As such, the company is planning to scale back its smartphone output by up to 30 percent next year according to Samsung's head of investor relations Robert Yi during a recent presentation in New York. His comments were later confirmed by the company according to The Wall Street Journal.
During an earnings call last month, a Samsung executive said they plan to increase the number of components shared across mid- to low-end models in an effort to further leverage economics of scale.
Analysts believe that by having fewer phones on the market, Samsung will also be able to better manage deals with supply chains and inventory.
It's unclear exactly which phones Samsung plans to eliminate although I wouldn't expect them to touch flagships like the Galaxy Note and Galaxy S lines. If I had to guess, Samsung will likely do away with many of the low-end devices (and there are a lot that are very similar to each other) in hopes of boosting profits.
In related news, Samsung said it plans to make a heavy push in the area of flexible displays for smartphones.
Lee Chang-hoon, vice president of the business strategic team at Samsung Display, said they will secure production capacity of up to 40,000 flexible displays each month by the end of next year.
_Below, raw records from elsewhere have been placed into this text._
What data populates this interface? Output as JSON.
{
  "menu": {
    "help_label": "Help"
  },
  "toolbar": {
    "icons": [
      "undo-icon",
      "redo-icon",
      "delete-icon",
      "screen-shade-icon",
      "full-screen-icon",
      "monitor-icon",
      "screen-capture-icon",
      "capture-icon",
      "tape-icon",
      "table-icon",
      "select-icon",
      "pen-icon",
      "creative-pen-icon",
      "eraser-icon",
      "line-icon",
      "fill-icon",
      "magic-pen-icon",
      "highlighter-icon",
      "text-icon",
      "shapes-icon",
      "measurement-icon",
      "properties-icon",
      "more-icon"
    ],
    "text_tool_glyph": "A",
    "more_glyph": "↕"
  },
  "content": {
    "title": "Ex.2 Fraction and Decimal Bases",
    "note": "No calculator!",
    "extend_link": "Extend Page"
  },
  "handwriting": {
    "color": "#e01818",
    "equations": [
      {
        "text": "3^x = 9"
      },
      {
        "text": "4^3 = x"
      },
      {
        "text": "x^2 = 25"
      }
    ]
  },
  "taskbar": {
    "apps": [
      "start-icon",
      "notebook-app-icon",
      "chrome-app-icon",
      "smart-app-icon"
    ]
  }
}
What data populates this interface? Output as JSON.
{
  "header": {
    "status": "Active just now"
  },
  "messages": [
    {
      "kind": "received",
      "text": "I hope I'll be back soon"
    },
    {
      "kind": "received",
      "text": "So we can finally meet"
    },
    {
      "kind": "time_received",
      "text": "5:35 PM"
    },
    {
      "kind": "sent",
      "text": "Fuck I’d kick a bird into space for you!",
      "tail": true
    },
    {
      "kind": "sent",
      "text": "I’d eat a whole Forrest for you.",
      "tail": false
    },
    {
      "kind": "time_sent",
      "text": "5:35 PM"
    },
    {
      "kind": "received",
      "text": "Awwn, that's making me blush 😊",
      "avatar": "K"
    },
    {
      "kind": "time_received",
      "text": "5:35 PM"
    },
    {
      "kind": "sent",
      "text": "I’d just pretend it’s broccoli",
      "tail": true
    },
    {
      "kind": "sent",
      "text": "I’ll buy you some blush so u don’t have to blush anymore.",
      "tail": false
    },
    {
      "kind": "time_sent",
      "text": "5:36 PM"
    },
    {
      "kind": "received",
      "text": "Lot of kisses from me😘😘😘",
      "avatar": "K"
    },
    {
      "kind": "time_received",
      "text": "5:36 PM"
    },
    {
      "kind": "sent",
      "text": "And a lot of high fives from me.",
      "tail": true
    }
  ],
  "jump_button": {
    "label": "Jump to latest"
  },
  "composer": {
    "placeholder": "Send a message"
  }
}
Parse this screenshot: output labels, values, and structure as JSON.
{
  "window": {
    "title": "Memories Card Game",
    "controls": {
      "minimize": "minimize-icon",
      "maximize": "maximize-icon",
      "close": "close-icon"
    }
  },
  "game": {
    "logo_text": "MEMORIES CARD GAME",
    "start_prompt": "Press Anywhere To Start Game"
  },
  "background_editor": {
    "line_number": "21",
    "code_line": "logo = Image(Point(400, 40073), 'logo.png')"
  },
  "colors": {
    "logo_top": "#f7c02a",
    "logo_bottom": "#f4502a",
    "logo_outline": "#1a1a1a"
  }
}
The goal is to launch a smartphone with a display that can be folded in half - an idea that has been around for quite some time but thus far, nobody has figured out how to do it in a practical way.